This is one of my favorite stories. It was told by Joseph F. Smith in the April 1900 General Conference for the Church of Jesus Christ of Latter-Day Saints.
"My mother was a widow, with a large family to provide for. One spring when we opened our potato pits she had her boys get a load of the best potatoes, and she took them to the tithing office; potatoes were scarce that season.
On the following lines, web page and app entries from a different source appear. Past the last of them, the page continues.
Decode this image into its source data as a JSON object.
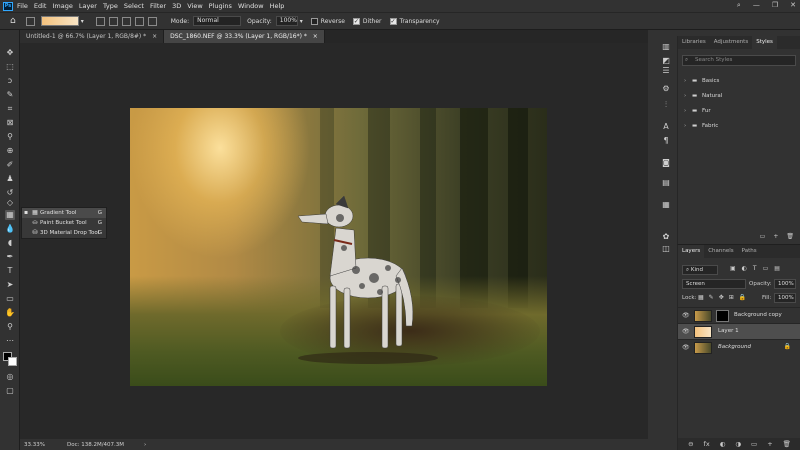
{
  "app": {
    "logo": "Ps"
  },
  "menu": [
    "File",
    "Edit",
    "Image",
    "Layer",
    "Type",
    "Select",
    "Filter",
    "3D",
    "View",
    "Plugins",
    "Window",
    "Help"
  ],
  "window_controls": {
    "search": "⌕",
    "minimize": "—",
    "maximize": "❐",
    "close": "✕"
  },
  "options": {
    "mode_label": "Mode:",
    "mode_value": "Normal",
    "opacity_label": "Opacity:",
    "opacity_value": "100%",
    "reverse_label": "Reverse",
    "dither_label": "Dither",
    "transparency_label": "Transparency",
    "gradient_colors": [
      "#f4c27e",
      "#f8e4c4"
    ]
  },
  "tabs": [
    {
      "label": "Untitled-1 @ 66.7% (Layer 1, RGB/8#) *",
      "close": "×"
    },
    {
      "label": "DSC_1860.NEF @ 33.3% (Layer 1, RGB/16*) *",
      "close": "×"
    }
  ],
  "flyout": [
    {
      "label": "Gradient Tool",
      "key": "G",
      "icon": "gradient-icon"
    },
    {
      "label": "Paint Bucket Tool",
      "key": "G",
      "icon": "paint-bucket-icon"
    },
    {
      "label": "3D Material Drop Tool",
      "key": "G",
      "icon": "material-drop-icon"
    }
  ],
  "status": {
    "zoom": "33.33%",
    "doc": "Doc: 138.2M/407.3M",
    "arrow": "›"
  },
  "styles_panel": {
    "tabs": [
      "Libraries",
      "Adjustments",
      "Styles"
    ],
    "search_placeholder": "Search Styles",
    "folders": [
      "Basics",
      "Natural",
      "Fur",
      "Fabric"
    ]
  },
  "layers_panel": {
    "tabs": [
      "Layers",
      "Channels",
      "Paths"
    ],
    "kind_label": "Kind",
    "blend_mode": "Screen",
    "opacity_label": "Opacity:",
    "opacity_value": "100%",
    "lock_label": "Lock:",
    "fill_label": "Fill:",
    "fill_value": "100%",
    "layers": [
      {
        "name": "Background copy",
        "selected": false,
        "has_mask": true
      },
      {
        "name": "Layer 1",
        "selected": true,
        "has_mask": false
      },
      {
        "name": "Background",
        "selected": false,
        "has_mask": false,
        "locked": true
      }
    ],
    "bottom_icons": [
      "⊖",
      "fx",
      "◐",
      "◑",
      "▭",
      "+",
      "🗑"
    ]
  }
}
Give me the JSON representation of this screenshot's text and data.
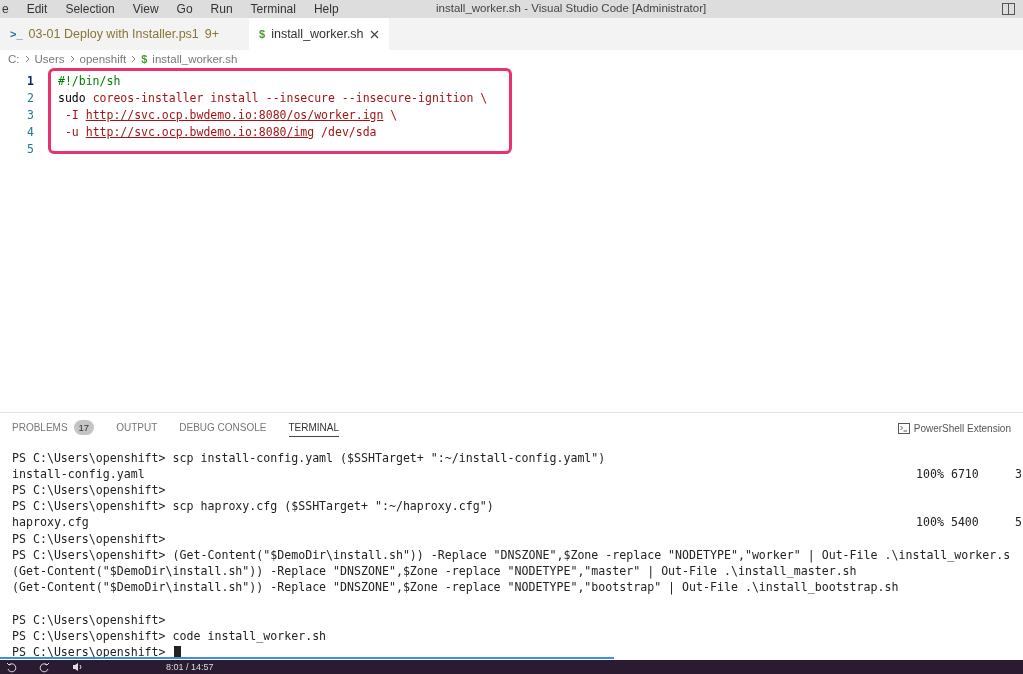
{
  "menu": [
    "e",
    "Edit",
    "Selection",
    "View",
    "Go",
    "Run",
    "Terminal",
    "Help"
  ],
  "window": {
    "title": "install_worker.sh - Visual Studio Code [Administrator]"
  },
  "tabs": [
    {
      "icon": ">_",
      "label": "03-01 Deploy with Installer.ps1",
      "badge": "9+",
      "selected": false
    },
    {
      "icon": "$",
      "label": "install_worker.sh",
      "selected": true
    }
  ],
  "breadcrumb": [
    {
      "label": "C:"
    },
    {
      "label": "Users"
    },
    {
      "label": "openshift"
    },
    {
      "icon": "$",
      "label": "install_worker.sh"
    }
  ],
  "editor": {
    "lines": [
      {
        "number": "1",
        "current": true,
        "tokens": [
          {
            "kind": "comment",
            "text": "#!/bin/sh"
          }
        ]
      },
      {
        "number": "2",
        "current": false,
        "tokens": [
          {
            "kind": "plain",
            "text": "sudo "
          },
          {
            "kind": "string",
            "text": "coreos-installer install --insecure --insecure-ignition \\"
          }
        ]
      },
      {
        "number": "3",
        "current": false,
        "tokens": [
          {
            "kind": "string",
            "text": " -I "
          },
          {
            "kind": "link",
            "text": "http://svc.ocp.bwdemo.io:8080/os/worker.ign"
          },
          {
            "kind": "string",
            "text": " \\"
          }
        ]
      },
      {
        "number": "4",
        "current": false,
        "tokens": [
          {
            "kind": "string",
            "text": " -u "
          },
          {
            "kind": "link",
            "text": "http://svc.ocp.bwdemo.io:8080/img"
          },
          {
            "kind": "string",
            "text": " /dev/sda"
          }
        ]
      },
      {
        "number": "5",
        "current": false
      }
    ]
  },
  "panel": {
    "tabs": [
      {
        "label": "PROBLEMS",
        "badge": "17",
        "selected": false
      },
      {
        "label": "OUTPUT",
        "selected": false
      },
      {
        "label": "DEBUG CONSOLE",
        "selected": false
      },
      {
        "label": "TERMINAL",
        "selected": true
      }
    ],
    "terminal_name": "PowerShell Extension",
    "lines": [
      {
        "text": "PS C:\\Users\\openshift> scp install-config.yaml ($SSHTarget+ \":~/install-config.yaml\")"
      },
      {
        "text": "install-config.yaml",
        "column_2": "100% 6710",
        "column_3": "3"
      },
      {
        "text": "PS C:\\Users\\openshift>"
      },
      {
        "text": "PS C:\\Users\\openshift> scp haproxy.cfg ($SSHTarget+ \":~/haproxy.cfg\")"
      },
      {
        "text": "haproxy.cfg",
        "column_2": "100% 5400",
        "column_3": "5"
      },
      {
        "text": "PS C:\\Users\\openshift>"
      },
      {
        "text": "PS C:\\Users\\openshift> (Get-Content(\"$DemoDir\\install.sh\")) -Replace \"DNSZONE\",$Zone -replace \"NODETYPE\",\"worker\" | Out-File .\\install_worker.s"
      },
      {
        "text": "(Get-Content(\"$DemoDir\\install.sh\")) -Replace \"DNSZONE\",$Zone -replace \"NODETYPE\",\"master\" | Out-File .\\install_master.sh"
      },
      {
        "text": "(Get-Content(\"$DemoDir\\install.sh\")) -Replace \"DNSZONE\",$Zone -replace \"NODETYPE\",\"bootstrap\" | Out-File .\\install_bootstrap.sh"
      },
      {
        "text": "PS C:\\Users\\openshift>",
        "gap_before": true
      },
      {
        "text": "PS C:\\Users\\openshift> code install_worker.sh"
      },
      {
        "text": "PS C:\\Users\\openshift>",
        "cursor": true
      }
    ]
  },
  "video": {
    "level": 0.6,
    "time": "8:01 / 14:57"
  }
}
I was a little boy at the time, and drove the team.
When we drove up to the steps of the tithing office, ready to unload the potatoes, one of the clerks came out and said to my mother, "Widow Smith, it's a shame that you should have to pay tithing."
My mother turned upon him and said: "William, you ought to be ashamed of yourself.
Would you deny me a blessing?
If I did not pay my tithing, I should expect the Lord to withhold His blessings from me.
I pay my tithing, not only because it is a law of God, but because I expect a blessing by doing it.
By keeping this and other laws, I expect to prosper and to be able to provide for my family."
I believe in this. Every time I do a good deed, or pray for someone, or answer a call for help or otherwise look out for and help someone else, I'm not doing it because I'm this great person. I'm doing it because I know that one day I will be in some sort of trouble, and when I am I will expect a blessing. Following in Christ's footsteps is the only way I know that will 100% guarantee my happiness.
It's like taking out an insurance policy with God.